TASK INPUTS START

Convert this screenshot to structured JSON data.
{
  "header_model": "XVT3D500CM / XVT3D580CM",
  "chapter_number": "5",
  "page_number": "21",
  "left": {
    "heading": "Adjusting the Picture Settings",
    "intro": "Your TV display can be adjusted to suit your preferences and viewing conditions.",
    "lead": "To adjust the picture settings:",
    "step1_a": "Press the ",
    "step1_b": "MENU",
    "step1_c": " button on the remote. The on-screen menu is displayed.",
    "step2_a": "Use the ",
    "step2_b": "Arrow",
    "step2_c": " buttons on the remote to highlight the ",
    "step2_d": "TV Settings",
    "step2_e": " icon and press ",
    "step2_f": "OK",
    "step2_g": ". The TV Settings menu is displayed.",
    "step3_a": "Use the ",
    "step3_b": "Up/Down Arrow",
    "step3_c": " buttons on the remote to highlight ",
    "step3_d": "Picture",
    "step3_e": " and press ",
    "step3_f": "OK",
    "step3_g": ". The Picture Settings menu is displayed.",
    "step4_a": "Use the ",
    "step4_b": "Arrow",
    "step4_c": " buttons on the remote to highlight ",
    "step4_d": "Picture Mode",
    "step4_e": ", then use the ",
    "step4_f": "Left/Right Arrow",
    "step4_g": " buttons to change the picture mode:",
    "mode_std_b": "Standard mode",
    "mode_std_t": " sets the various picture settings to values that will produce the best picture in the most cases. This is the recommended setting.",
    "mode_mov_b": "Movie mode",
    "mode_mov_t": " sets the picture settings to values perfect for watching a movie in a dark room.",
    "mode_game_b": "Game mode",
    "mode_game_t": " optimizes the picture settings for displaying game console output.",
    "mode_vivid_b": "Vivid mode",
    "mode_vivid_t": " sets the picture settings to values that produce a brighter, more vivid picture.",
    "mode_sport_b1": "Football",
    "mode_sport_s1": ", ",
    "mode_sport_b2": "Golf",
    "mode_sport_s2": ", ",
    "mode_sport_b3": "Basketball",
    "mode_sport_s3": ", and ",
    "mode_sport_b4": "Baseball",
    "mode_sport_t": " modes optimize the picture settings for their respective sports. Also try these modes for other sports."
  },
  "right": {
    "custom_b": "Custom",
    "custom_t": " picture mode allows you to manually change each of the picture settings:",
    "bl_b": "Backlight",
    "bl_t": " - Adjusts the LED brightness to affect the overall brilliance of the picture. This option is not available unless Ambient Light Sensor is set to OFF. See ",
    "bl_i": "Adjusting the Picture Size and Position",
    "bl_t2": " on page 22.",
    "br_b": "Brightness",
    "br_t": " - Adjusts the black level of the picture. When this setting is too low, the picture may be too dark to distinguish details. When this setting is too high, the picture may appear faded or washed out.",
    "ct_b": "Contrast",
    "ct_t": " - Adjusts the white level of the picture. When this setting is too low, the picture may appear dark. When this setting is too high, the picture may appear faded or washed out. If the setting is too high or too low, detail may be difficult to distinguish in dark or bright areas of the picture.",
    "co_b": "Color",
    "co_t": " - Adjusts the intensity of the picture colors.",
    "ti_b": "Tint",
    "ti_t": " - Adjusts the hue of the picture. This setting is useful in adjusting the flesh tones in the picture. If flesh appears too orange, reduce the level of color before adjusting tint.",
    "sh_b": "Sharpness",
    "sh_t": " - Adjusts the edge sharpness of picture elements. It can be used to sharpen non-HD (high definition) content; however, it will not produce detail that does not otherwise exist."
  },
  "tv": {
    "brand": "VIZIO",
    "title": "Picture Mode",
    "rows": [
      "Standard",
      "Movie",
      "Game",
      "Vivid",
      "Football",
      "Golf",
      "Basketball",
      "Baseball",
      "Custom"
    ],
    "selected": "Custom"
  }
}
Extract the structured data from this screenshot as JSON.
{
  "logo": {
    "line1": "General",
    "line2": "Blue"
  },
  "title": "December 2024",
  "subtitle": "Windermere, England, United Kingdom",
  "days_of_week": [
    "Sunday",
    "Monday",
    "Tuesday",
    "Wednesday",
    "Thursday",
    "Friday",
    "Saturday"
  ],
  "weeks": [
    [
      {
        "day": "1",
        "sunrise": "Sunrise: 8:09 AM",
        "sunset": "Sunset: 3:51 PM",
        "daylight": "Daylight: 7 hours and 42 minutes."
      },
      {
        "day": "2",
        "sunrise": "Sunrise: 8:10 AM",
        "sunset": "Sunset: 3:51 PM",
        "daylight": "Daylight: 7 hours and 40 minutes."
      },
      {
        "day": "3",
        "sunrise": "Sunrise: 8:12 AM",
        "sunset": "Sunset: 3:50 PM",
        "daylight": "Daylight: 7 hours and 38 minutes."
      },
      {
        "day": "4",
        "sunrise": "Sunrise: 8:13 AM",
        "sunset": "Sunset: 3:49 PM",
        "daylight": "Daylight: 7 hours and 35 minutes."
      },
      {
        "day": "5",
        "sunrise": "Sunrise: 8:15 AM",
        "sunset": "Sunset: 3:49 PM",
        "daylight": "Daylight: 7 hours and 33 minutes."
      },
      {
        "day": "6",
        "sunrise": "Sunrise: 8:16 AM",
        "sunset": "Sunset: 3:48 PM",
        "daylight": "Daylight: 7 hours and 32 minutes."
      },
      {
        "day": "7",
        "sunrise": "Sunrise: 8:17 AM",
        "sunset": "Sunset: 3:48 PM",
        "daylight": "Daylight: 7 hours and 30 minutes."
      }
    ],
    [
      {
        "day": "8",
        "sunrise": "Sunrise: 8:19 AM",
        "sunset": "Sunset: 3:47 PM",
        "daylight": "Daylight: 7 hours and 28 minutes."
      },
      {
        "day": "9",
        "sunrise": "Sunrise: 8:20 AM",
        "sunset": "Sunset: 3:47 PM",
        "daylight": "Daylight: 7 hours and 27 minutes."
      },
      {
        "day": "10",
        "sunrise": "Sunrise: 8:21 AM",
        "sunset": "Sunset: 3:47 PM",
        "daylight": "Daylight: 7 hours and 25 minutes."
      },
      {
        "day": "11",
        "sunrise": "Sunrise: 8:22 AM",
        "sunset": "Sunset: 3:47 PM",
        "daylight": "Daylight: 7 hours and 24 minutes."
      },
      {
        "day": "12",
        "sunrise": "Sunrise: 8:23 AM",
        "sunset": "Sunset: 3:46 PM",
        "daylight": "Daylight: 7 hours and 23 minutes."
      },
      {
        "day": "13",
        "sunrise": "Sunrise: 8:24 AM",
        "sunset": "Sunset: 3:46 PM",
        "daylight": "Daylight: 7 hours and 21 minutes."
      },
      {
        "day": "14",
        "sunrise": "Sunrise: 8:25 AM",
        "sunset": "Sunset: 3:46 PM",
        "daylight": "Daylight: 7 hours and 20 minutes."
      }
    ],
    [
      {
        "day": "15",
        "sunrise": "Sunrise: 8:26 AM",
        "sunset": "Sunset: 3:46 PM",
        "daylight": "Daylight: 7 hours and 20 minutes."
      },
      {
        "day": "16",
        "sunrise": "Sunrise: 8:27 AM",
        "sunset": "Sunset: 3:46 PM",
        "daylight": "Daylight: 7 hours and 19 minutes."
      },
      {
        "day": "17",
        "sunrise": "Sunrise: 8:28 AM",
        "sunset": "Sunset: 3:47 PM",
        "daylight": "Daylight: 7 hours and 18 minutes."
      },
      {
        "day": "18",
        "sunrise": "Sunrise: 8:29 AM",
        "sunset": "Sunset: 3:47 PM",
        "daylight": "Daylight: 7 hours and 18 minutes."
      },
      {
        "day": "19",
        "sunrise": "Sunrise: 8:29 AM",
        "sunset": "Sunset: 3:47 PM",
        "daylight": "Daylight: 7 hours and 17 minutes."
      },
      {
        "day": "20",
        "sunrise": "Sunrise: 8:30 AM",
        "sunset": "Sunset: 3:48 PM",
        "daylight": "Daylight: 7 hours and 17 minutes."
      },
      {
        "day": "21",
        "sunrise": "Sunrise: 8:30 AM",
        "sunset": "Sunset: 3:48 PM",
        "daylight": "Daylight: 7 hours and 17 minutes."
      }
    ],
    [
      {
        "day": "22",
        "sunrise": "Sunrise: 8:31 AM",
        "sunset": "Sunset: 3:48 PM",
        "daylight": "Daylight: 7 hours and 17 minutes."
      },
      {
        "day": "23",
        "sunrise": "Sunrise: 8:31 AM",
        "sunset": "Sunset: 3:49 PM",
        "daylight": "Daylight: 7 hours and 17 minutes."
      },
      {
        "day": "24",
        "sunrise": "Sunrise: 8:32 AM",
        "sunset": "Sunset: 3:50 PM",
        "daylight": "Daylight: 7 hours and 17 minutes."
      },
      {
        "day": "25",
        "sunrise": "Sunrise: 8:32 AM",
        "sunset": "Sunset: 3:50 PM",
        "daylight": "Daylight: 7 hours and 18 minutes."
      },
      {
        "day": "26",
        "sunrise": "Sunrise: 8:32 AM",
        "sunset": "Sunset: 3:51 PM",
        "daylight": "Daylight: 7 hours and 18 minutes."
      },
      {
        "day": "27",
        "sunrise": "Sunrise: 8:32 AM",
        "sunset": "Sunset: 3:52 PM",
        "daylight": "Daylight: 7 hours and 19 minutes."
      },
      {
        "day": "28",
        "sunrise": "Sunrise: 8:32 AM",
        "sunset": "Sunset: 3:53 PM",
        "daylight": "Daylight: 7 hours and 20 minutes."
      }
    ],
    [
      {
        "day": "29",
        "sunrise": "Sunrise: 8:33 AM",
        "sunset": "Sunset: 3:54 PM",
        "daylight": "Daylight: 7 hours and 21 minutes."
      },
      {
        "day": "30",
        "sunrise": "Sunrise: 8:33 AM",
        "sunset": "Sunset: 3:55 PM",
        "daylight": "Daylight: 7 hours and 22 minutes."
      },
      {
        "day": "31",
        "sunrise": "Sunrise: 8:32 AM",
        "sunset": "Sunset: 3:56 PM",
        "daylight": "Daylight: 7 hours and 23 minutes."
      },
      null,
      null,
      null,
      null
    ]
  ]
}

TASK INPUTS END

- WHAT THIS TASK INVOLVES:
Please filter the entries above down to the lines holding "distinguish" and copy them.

- FINAL ANSWER:
    "br_t": " - Adjusts the black level of the picture. When this setting is too low, the picture may be too dark to distinguish details. When this setting is too high, the picture may appear faded or washed out.",
    "ct_t": " - Adjusts the white level of the picture. When this setting is too low, the picture may appear dark. When this setting is too high, the picture may appear faded or washed out. If the setting is too high or too low, detail may be difficult to distinguish in dark or bright areas of the picture.",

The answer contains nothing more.